The lauchpad is made of one PVC tube that goes into the rocket, plus one wider tube around the first one that is part of the release mechanism and holds the rocket while on the tube. Three screws placed on the grey tube at 120° from each other hold the white tube in the middle of the grey one.


An O-ring is placed on the thinner tube so that the neck of the bottle will go just around it.

Release mechanism


The release mechanism relies on the wide ring just below the bottle's neck. Once on place on the tube, a metal pin will go around the neck and above the ring, preventing the bottle from taking off. The closeups will show the ring, just visible through the slot in the grey tube.

Release_pin_and_bottle Release_pin_and_bottle_closeup Release_pin_closeup


A rope connected to the pin allows to pull it from a safe distance.

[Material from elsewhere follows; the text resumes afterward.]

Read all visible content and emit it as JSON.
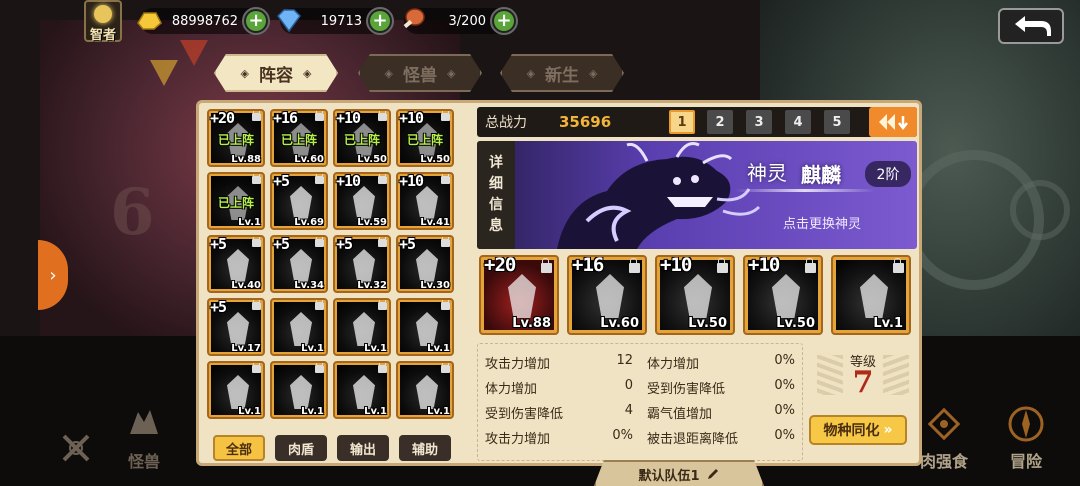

The rope is attached to the pole so that the pin doesn't jump to the face of the person pulling it (it hurts).

Currently, the release mechanism is not very reliable, it gets jammed from time to time and the rocket doesn't take off vertically. Also, the seal around the launch tube is not tight enough, there is some amount of leaking.


The other end of the thinner tube is connected to the air compressor. Getting a tight enough connection here was not easy, but after several attempts we found one combination of rubber hoses and collars that works. More or less. It sometimes pops off.

Rocket Construction


Building the rocket was quite straightforward. One thing to remember: epoxy will hold the fins onto the rocket quite well, but it will break upon impact on the ground (understand: crash landing when the parachute doesn't open). Polyurethane glue (actually some kind of PU filling material) on the other hand will hold them in place and be flexible enough so that the bond won't break on impact. The aspect is pretty ugly, but it works. It just needs to dry overnight. Building a support for the bottle and the fins helps keeping them in place when drying. It's made of a cork screwed into a piece of wood of the proper height, and attached to a plank into which slots have beed sawn in order to hold the fins.


The parachute is folded into the nose cone during the flight, and the nose is supposed to pop off when the rocket reaches its apogee. The problem was that more often than not, the cone didn't open, and the parachute didn't open at all. Finding the balance between a nose which is too tight on the rocket and a nose that falls off with a simple gust of wind before take off is very difficult. According to this website, I think the rocket should take off as vertically as possible, and the nose should hold only because of the force of the acceleration, and fall off as soon as the rocket is not in stable flight anymore. But the holes in the cone for decreaseing the pressure inside it is something to try, too.


This is the last flight of the week end, the only one that was more or less a success with the red rocket. The video was shot at 30 fps, therefore one frame below lasts 33 ms. One can see that the nose separates quite early from the body, probably because of the flight not being straight up.

Take_off_01 Take_off_02 Take_off_03 Take_off_04 Take_off_05 Take_off_06 Take_off_07 Take_off_08 Take_off_09 Take_off_10 Take_off_11 Take_off_12 Take_off_13

The original video clip is also available.

Bad Landings

These bad landings where quite soft ones, because the parachute did open and slowed the rocket down.

On_the_roof On_the_electric_line In_the_tree

There have been other bad landings where the nose of the rocket didn't fall off, and where the rocket fell down like a stone straight onto its nose. It's been bumped in many times, but it was still able to fly afterwards! The test bottle once crashed and had many bumps and creases, but it was possible to inflate it again, and the only tiny hole it had could be fixed with duct tape (blessed be the inventor of duct tape!)

[ Posté le 25 juin 2007 à 08:15 | pas de commentaire | ]